• **The problem**
Read the lines of the data below and retrieve those with "Swasthya".

%%

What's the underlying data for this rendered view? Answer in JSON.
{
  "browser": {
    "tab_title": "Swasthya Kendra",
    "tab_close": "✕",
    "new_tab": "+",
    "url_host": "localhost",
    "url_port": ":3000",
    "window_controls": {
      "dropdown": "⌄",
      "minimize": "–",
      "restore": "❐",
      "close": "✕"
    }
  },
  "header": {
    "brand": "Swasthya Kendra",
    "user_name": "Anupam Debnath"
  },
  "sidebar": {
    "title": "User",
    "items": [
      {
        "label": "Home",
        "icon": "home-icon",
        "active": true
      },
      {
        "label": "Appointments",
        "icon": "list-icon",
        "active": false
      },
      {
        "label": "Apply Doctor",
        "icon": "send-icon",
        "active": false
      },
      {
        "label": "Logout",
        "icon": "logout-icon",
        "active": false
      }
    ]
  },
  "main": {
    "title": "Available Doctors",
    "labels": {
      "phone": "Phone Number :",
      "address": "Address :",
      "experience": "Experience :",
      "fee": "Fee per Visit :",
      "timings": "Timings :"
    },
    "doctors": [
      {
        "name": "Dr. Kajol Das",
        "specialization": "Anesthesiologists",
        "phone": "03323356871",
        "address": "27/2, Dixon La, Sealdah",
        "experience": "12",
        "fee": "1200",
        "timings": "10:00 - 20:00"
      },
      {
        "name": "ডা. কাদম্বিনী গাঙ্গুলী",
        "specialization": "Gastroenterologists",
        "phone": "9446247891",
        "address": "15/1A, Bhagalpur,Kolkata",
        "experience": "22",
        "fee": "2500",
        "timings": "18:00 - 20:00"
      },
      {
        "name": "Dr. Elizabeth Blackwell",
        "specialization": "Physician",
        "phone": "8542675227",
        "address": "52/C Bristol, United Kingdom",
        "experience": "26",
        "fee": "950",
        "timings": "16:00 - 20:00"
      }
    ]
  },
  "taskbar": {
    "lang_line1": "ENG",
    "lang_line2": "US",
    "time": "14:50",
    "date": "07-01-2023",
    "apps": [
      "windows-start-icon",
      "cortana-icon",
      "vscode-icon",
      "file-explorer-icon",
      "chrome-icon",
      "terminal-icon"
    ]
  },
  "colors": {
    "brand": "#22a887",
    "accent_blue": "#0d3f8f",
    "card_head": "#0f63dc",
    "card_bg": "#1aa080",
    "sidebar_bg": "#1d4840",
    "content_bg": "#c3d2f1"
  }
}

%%

• **Answer box**
    "tab_title": "Swasthya Kendra",
    "brand": "Swasthya Kendra",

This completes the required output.